ChampagneBy Richard A. Baxter, MD

Champagne is the iconic celebratory drink, but it is also a serious wine, and recent studies suggest it’s a healthy choice, too.

Half of all champagne sales happen in the month of December, mostly in the last week. One of my New Year’s resolutions, however, is to make sparkling wine a more regular part of the rotation.

There’s no great sparkling wine that doesn’t start with good wine. Historically, it wasn’t always so. Relying predominantly on chardonnay and pinot noir grapes, wines of the Champagne region were northern cousins of burgundies, but the differences in terroir made ripening and fermentation more challenging. The wines tended to be lighter, and the effervescence was considered to be a flaw resulting from a pause in fermentation due to colder winter conditions. For years, there was a rivalry between the two regions and their wines, and it wasn’t settled until the Champenois embraced and mastered the style we know today over pale burgundies and chablis.

One of the great arguments fueling the rivalry between Burgundy and Champagne was whose wine was better for health, with patronage by the court of Louis XIV at stake. The Sun King, suffering from a range of maladies, had switched from champagne to burgundy on the advice of his physicians. A war of words erupted, culminating in a debate at the Paris Faculty of Medicine auditorium. Experts for the Champenois presented the case of a local vintner who married at the age of 110, and lived another 8 years, affirming champagne’s association with vigor and longevity. Burgundians pointed to the rich red color of burgundies, suggesting it was therefore better for the blood.

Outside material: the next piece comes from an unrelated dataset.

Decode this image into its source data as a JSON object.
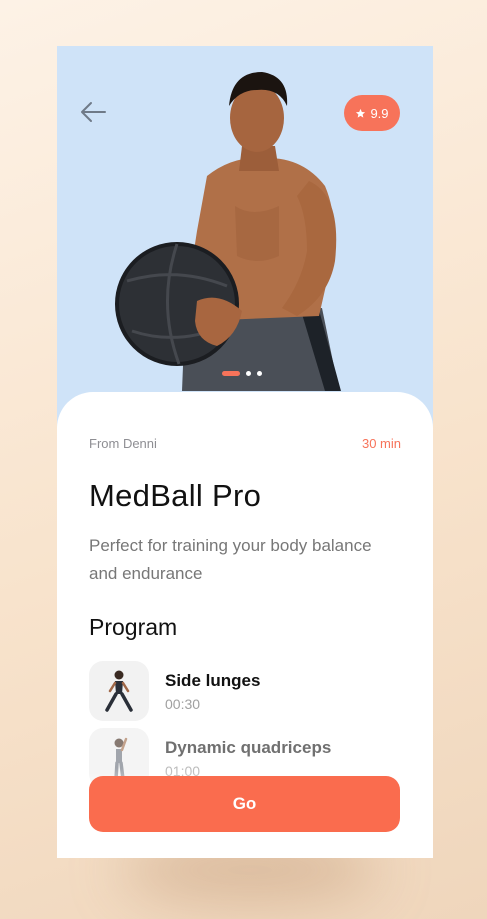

Research has largely confirmed red wine’s connection to longevity and health, with polyphenolic compounds in the skins and seeds given much of the credit. Research from the University of Reading in the UK found that two glasses of champagne a day may reduce the risk of suffering heart disease and stroke. Another study from the same group suggests that champagne may contain unique compounds that activate learning and memory centers in the brain.

There is, of course, the question of affordability if champagne is to become a quotidian staple. Good values can be found with Italian prosecco, Spanish cava, and New World sparkling wines, but if you want something interesting but Old World and sometimes less expensive, the trend is “grower champagnes.” The big champagne houses blend from many vineyards under contract, whereas grower champagnes are made by the vineyard owner. Look for the two letters “RM”—récoltant manipulant—on the label.

Richard A. Baxter, MD, is a plastic surgeon in Seattle and the author of Age Gets Better with Wine. His column, “The Doctor’s Glass,” will appear in each issue of Plastic Surgery Practice. Dr Baxter can be reached via [email protected].